    Bronze warship ram reveals secrets

    Known as the Belgammel Ram, the 20kg artefact was discovered by a group of British divers off the coast of Libya near Tobruk in 1964. The ram is from a small Greek or Roman warship – a “tesseraria”. These ships were equipped with massive bronze rams on the bow at the waterline and were used for ramming the side timbers of enemy ships. At 65cm long, the Belgammel Ram is smaller in size and would have been sited on the upper level on the bow. This second ram is known as a proembolion, which strengthened the bow and also served to break the oars of an enemy ship....

  • Originally published 03/18/2013

    Roman artefact discovered in Sudeley Castle cupboard

    A Roman sculpture of a Cotswold god has been found in a castle cupboard after being missing for over 100 years. The artefact, dated 150-350AD, was first found during an archaeological dig on the estate of Sudeley Castle in 1875. But when historians found records of the discovery in the 1960s, there was no trace of the sculpture. The Roman altar God has now been found in a basement cupboard during a clear out at the Gloucestershire castle....

  • Originally published 03/05/2013

    Grotesque Mummy Head Reveals Advanced Medieval Science

    In the second century, an ethnically Greek Roman named Galen became doctor to the gladiators. His glimpses into the human body via these warriors' wounds, combined with much more systematic dissections of animals, became the basis of Islamic and European medicine for centuries. Galen's texts wouldn't be challenged for anatomical supremacy until the Renaissance, when human dissections — often in public — surged in popularity. But doctors in medieval Europe weren't as idle as it may seem, as a new analysis of the oldest-known preserved human dissection in Europe reveals....

  • Originally published 02/19/2013

    Bulgarian Archaeologists Uncover Major Roman Thermae

    A Bulgarian team of archaeologists have discovered well-preserved remains of a Roman bath in the ancient Bulgarian town of Sozopol. The news was revealed by National Museum of History director Bozhidar Dimitrov. "The team, led by Sozopol Archaeology Museum director Dimitar Nedev has made the discovery as part of its digs in the area in front of Sozopol's fortress walls," said the historian....

  • Originally published 02/19/2013

    A glimpse into 9,000 years of village life

    Back in 1995, a hoard of 400 Roman coins was discovered west of Didcot in Oxfordshire (England), indicating the land had been lived on for centuries.

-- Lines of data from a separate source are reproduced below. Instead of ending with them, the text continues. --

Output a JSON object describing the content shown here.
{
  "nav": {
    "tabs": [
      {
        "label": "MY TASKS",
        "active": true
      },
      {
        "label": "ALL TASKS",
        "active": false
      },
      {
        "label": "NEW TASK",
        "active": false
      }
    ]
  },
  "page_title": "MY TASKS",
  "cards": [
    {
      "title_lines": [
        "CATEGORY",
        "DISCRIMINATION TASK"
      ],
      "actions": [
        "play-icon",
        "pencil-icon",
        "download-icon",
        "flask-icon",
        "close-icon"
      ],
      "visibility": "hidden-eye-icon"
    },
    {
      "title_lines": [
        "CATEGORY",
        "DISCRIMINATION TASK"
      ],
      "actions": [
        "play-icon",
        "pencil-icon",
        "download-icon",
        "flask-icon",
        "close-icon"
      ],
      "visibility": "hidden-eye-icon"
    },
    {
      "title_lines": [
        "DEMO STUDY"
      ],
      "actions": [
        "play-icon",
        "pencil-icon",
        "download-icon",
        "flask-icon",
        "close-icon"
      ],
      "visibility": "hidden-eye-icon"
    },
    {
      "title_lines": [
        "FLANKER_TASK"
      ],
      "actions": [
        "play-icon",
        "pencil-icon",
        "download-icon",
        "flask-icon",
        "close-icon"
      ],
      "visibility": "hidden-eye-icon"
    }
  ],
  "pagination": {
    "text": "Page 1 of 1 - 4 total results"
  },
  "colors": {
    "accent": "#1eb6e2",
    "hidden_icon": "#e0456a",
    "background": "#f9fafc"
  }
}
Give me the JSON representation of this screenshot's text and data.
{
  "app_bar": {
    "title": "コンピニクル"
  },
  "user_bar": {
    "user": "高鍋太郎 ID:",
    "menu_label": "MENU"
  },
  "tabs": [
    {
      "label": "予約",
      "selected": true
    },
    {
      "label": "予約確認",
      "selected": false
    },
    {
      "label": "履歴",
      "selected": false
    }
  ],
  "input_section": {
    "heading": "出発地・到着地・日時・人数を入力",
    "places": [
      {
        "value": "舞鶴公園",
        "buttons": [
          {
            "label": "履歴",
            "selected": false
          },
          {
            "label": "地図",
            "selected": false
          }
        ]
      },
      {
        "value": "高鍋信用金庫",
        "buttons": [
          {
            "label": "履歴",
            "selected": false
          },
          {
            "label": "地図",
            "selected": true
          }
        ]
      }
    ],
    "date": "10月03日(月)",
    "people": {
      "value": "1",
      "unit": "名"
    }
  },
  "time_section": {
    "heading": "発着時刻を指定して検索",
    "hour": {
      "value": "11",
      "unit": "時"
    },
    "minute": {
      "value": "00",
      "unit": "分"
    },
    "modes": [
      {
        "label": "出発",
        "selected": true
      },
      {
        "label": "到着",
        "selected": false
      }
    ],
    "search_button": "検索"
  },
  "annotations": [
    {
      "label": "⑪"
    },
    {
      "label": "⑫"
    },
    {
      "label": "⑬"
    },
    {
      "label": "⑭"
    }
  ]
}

When archaeologists began digging the fields in 2010 they knew it was a site of historical interest, but even they were surprised by the wealth of finds their trowels unveiled, proving that people have been living in Didcot for about 9,000 years....